For going by train from KIX to Kyoto, you should purchase a one-day JR West Kansai Area Pass. It will give you access to the Haruka Express train, which is the only option that takes you directly to Kyoto from Kansai Airport Station. The pass also provides unlimited access to other JR trains between Kansai Airport, Nara, Kyoto, and Himeji for one full day. For foreign tourists, the cost of the pass is ¥2,200 if purchased in advance. The journey by train takes around 75 minutes to reach Kyoto. When activating the pass, you will need to show your passport. For those who already have a Japan Rail Pass, the Haruka Express is free.
Read our guide to getting from Kansai Airport to Kyoto for more info.
As one of Japan’s most popular tourist destinations, there are also numerous buses to Kyoto from Tokyo and other major cities. Check Kosoku Bus for route information and fares.
Getting around Kyoto
Kyoto has two subway lines: the Tozai Line (running east to west), and the Karasuma Line (north to south). Karasuma-Oike Station is where you transfer between lines. The Tozai Line connects to the Keihan Line, which runs north-south and can be used to reach Gion, southern Kyoto, and several attractions on the eastern side of the city. Kyoto’s subways are easy to navigate and provide convenient transportation, but the lines are limited to the city center. Fares vary from ¥210 to ¥340 depending on distance, and a one-day subway pass will set you back ¥600. Trains run on the subway from about 5:30 am until 11:30 pm—slightly earlier than you may be used to if you’re coming from Tokyo.
The bus network in Kyoto is a great way to reach many attractions, especially those in the north of Kyoto. Geared towards tourists, the bus system has Japanese as well as English announcements and signage. There are two different bus companies in Kyoto: the green-and-white Kyoto City Buses, and the red-and-white Kyoto Buses. The green-and-white line is great for exploring the city, while the red-and-white line connects the suburbs. Note that the buses often have overlapping bus numbers. For city buses, the price is fixed at ¥230, but we suggest you purchase a one-day pass for unlimited bus rides in one day. The cost is ¥500 for adults and ¥250 for children under 12. Or you can buy the unlimited subway and bus 1-day pass for ¥900, or 2-day pass for ¥1,700.

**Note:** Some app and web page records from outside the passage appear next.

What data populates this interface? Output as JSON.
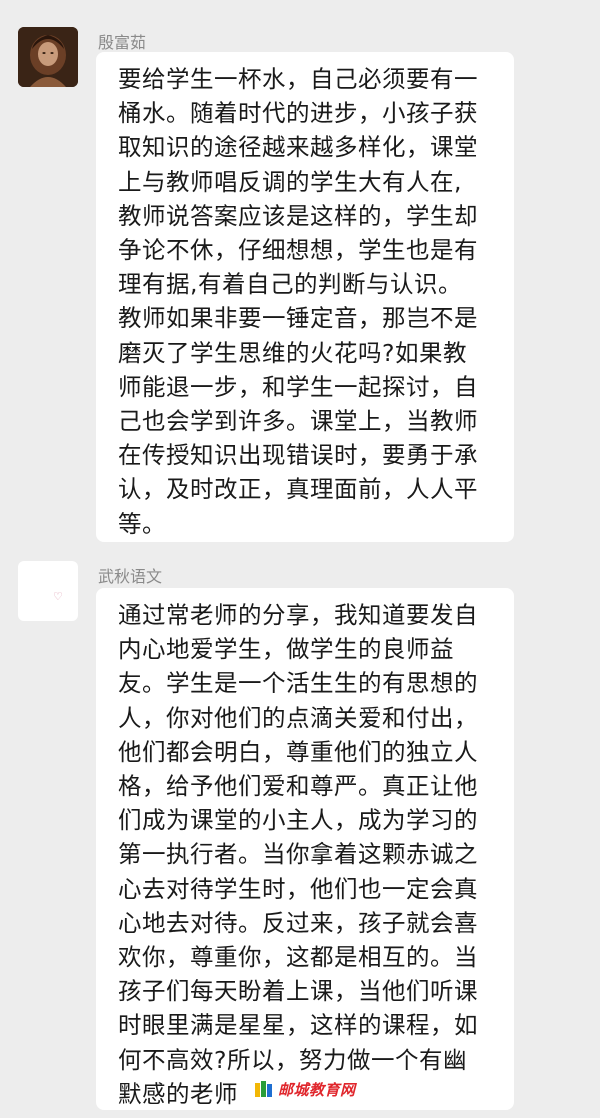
{
  "messages": [
    {
      "sender": "殷富茹",
      "avatar_icon": "portrait-painting-avatar",
      "text": "要给学生一杯水，自己必须要有一\n桶水。随着时代的进步，小孩子获\n取知识的途径越来越多样化，课堂\n上与教师唱反调的学生大有人在,\n教师说答案应该是这样的，学生却\n争论不休，仔细想想，学生也是有\n理有据,有着自己的判断与认识。\n教师如果非要一锤定音，那岂不是\n磨灭了学生思维的火花吗?如果教\n师能退一步，和学生一起探讨，自\n己也会学到许多。课堂上，当教师\n在传授知识出现错误时，要勇于承\n认，及时改正，真理面前，人人平\n等。"
    },
    {
      "sender": "武秋语文",
      "avatar_icon": "heart-avatar",
      "avatar_glyph": "♡",
      "text": "通过常老师的分享，我知道要发自\n内心地爱学生，做学生的良师益\n友。学生是一个活生生的有思想的\n人，你对他们的点滴关爱和付出，\n他们都会明白，尊重他们的独立人\n格，给予他们爱和尊严。真正让他\n们成为课堂的小主人，成为学习的\n第一执行者。当你拿着这颗赤诚之\n心去对待学生时，他们也一定会真\n心地去对待。反过来，孩子就会喜\n欢你，尊重你，这都是相互的。当\n孩子们每天盼着上课，当他们听课\n时眼里满是星星，这样的课程，如\n何不高效?所以，努力做一个有幽\n默感的老师"
    }
  ],
  "watermark": {
    "text": "邮城教育网",
    "icon": "book-logo-icon",
    "color": "#e0262c"
  },
  "colors": {
    "background": "#ededed",
    "bubble": "#ffffff",
    "sender_name": "#8a8a8a",
    "text": "#1a1a1a"
  }
}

Cycling around Kyoto is not an uncommon way of getting around. It’s economical, environmentally friendly, and easily supported by the city’s flat and well maintained roads. Bike rental shops in Kyoto are very accessible. Many sightseeing districts offer this service, as it is a great way for tourists to see the sights without the side effect of traffic congestion. There are many different types of packages and prices provided by bike rental shops, depending on location. Some shops such as in Demachiyanagi, and Kitaoji (near Kitaoji subway and bus station), may rent bikes for a base fee of around ¥500 per day, and an extra ¥250 to keep it till 10 a.m in the next morning.
Where to go and what to do in Kyoto
Strolling around the Imperial Palace and Sentō Imperial Palace in central Kyoto, Katsura Imperial Villa in western Kyoto, or Shugakuin Imperial Villa in northern Kyoto, is cheap, convenient, and a visual treat.
In Kyoto, you can almost run into a shrine or temple around every corner. Among the surplus of holy sites, the two that we highly recommend are Kinkaku-ji (Rokuon-ji) and Kiyomizu-dera—just two of 14 World Heritage sites in Kyoto.